The windsurfers instead had a blast in the afternoon. Photo by Jimmie Hepp.
At sunset the waves were well overhead and the point had some clean conditions. I was too tired to paddle out, but I saw some gems. Hopefully this morning it won't be too blown out, but the wind sensor is already sensing 7-23 mph, so have no expectations on that.
4am significant buoy readings.
The graph of the three buoys shows that the swell peaked and it's on its way down. On the NW and Waimea graphs that is the light blue line of course, the dark blue being the windswell which is instead pretty steady. On the Pauwela graph, the colors are the other way around.
The graph of the NW buoy shows that the decline after a 24-30h period of elevated readings is not too steep. This morning Pauwela is just at the end of the equivalent period, so we can expect the waves to gradually come down throughout the whole day, but not at a particularly fast pace.
In other words, still plenty energy in the water all day.
4am Pauwela readings are:
4.3ft @ 14s from 324° (NW)
4.2ft @ 8s from 79° (ENE)
3.2ft @ 6s from 68° (ENE)
Lanai still reads 2.2ft @ 13s from 237° (WSW) and that means there's still waves on the south shore. Check the Lahaina webcam and you'll know if it's worth driving for you. There's a marathon run at 6am on that side, so that might do something to the traffic which has been already pretty bad lately.
MC2km wind prediction at noon shows plenty wind.
Current wind map shows only the windswell fetch and a small/weak one down south. Nothing to be excited about.
The JS went pretty fast, the Bret 5.6 is still available. I think I did my tightest turns ever with it. I'll have it with me during my 9-2 work shift at Hi-Tech in Kahului.
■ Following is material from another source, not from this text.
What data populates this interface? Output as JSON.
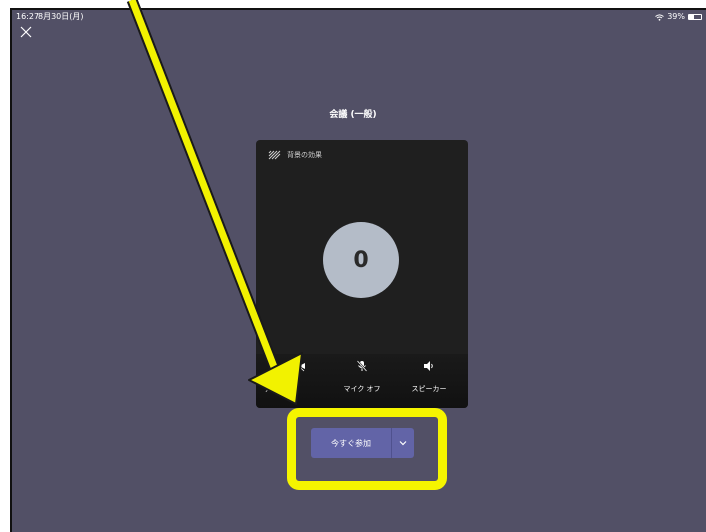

Come check it out if you're interested. You need to buy some wax anyway, don't you?